## EXTRACTED MATERIAL

****

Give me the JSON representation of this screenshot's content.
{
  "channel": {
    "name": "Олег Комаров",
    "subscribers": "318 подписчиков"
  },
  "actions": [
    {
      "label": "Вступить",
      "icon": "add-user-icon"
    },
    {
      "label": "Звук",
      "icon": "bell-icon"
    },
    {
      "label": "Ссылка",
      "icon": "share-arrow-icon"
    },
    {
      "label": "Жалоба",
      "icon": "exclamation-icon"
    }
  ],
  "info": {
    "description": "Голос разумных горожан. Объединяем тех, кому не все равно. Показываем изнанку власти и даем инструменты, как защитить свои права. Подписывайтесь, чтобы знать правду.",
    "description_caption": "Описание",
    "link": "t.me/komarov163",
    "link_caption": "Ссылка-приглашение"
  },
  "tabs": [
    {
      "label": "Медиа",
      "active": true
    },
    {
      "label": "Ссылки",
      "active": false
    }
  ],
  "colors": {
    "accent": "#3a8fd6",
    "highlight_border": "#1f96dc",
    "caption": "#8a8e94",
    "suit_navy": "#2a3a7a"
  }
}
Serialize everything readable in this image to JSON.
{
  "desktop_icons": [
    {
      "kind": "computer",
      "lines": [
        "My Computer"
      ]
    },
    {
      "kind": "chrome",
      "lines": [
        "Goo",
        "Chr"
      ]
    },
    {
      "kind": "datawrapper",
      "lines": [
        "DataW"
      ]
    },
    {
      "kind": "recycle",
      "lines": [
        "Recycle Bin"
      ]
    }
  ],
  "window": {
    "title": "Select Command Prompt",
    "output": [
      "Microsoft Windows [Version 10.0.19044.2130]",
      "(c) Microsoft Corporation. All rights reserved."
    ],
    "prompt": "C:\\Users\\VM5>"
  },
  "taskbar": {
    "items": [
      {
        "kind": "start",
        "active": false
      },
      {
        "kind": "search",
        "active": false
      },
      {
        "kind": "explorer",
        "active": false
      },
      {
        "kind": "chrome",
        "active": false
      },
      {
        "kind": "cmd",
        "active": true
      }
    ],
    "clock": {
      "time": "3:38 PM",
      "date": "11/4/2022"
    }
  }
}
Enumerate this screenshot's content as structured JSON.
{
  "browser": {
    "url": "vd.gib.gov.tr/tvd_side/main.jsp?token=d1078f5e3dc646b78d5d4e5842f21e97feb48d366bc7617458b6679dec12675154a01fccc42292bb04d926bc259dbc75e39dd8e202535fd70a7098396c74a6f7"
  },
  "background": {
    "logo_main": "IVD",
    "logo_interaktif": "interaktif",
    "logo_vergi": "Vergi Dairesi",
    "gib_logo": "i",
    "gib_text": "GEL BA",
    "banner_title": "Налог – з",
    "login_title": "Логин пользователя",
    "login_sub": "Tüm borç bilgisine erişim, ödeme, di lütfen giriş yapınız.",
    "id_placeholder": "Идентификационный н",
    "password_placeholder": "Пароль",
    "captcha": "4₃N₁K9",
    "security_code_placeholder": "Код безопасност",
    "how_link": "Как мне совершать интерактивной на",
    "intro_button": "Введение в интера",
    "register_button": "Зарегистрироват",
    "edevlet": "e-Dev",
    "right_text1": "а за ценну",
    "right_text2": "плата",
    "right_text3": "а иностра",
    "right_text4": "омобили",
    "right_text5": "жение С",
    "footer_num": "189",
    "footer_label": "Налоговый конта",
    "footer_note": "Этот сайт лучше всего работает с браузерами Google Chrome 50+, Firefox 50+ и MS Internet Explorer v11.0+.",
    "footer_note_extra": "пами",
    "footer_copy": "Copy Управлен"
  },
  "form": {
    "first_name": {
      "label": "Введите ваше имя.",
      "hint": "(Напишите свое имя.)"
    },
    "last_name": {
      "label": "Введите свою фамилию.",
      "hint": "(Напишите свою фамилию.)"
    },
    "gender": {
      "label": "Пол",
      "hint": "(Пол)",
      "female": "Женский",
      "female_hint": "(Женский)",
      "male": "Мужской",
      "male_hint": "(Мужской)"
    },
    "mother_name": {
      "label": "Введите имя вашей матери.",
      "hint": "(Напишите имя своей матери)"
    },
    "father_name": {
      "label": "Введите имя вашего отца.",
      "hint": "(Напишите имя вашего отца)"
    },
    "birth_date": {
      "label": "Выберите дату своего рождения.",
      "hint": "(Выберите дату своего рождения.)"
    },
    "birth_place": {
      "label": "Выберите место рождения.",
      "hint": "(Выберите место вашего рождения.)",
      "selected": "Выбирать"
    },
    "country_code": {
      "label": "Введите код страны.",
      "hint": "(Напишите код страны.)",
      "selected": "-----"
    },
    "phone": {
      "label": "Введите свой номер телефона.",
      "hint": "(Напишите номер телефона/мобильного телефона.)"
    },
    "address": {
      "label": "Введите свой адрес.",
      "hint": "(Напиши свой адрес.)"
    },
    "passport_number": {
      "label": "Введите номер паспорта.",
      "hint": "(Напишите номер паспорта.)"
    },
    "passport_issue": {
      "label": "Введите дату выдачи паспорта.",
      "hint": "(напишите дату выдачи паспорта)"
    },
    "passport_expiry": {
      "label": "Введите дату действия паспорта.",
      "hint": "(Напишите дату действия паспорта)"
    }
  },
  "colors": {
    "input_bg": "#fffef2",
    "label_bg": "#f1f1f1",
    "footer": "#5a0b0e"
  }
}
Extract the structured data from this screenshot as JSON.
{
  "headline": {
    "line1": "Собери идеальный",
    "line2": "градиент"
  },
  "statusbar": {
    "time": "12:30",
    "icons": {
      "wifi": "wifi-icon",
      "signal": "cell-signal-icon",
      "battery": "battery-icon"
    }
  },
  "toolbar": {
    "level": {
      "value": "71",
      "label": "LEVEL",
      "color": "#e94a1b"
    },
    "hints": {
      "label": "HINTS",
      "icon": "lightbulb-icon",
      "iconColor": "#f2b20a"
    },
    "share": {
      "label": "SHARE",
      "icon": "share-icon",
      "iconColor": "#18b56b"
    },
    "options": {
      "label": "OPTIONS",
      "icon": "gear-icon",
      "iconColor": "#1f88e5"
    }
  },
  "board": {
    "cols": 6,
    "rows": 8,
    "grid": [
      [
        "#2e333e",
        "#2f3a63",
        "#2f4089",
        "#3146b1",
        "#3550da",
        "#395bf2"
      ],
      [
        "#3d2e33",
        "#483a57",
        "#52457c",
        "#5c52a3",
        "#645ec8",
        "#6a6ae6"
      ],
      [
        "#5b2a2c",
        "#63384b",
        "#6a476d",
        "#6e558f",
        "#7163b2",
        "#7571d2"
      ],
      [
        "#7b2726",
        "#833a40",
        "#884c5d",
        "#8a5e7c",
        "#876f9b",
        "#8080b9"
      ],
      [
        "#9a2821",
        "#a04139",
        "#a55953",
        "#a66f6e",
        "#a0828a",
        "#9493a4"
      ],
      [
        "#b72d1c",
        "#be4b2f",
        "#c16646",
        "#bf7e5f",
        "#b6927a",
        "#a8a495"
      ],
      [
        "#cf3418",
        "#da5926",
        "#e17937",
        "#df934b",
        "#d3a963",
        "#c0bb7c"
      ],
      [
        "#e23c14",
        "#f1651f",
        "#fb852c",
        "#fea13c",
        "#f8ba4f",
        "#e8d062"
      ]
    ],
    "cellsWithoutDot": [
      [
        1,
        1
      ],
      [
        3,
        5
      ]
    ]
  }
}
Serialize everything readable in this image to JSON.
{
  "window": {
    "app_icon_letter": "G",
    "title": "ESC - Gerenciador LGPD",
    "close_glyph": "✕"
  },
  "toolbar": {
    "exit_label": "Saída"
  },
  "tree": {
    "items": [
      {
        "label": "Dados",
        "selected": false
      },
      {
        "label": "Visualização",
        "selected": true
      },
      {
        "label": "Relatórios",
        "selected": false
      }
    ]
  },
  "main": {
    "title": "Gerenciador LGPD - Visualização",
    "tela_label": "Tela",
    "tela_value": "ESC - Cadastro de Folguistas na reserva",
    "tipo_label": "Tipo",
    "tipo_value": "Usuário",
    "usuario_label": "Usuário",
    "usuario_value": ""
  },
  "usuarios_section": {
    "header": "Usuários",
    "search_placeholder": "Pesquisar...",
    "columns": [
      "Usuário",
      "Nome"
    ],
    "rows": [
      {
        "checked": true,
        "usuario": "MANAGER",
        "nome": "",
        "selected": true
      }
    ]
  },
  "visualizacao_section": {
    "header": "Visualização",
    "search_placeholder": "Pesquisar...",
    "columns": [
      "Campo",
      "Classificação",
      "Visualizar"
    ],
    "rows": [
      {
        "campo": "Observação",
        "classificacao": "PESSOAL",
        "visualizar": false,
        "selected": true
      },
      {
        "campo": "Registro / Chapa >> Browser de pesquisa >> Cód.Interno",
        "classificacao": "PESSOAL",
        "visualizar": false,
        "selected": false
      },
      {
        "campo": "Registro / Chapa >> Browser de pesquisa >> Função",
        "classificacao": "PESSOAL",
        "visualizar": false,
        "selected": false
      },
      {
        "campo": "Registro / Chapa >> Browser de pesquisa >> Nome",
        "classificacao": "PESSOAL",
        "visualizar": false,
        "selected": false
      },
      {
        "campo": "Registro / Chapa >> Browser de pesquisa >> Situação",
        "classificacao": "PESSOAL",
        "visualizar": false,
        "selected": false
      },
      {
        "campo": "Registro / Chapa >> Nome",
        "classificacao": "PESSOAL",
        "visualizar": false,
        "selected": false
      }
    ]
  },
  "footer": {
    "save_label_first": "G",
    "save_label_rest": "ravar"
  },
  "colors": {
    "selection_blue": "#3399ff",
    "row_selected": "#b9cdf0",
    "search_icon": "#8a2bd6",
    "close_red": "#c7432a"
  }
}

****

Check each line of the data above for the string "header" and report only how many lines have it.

## SOLUTION FOR THIS TASK
2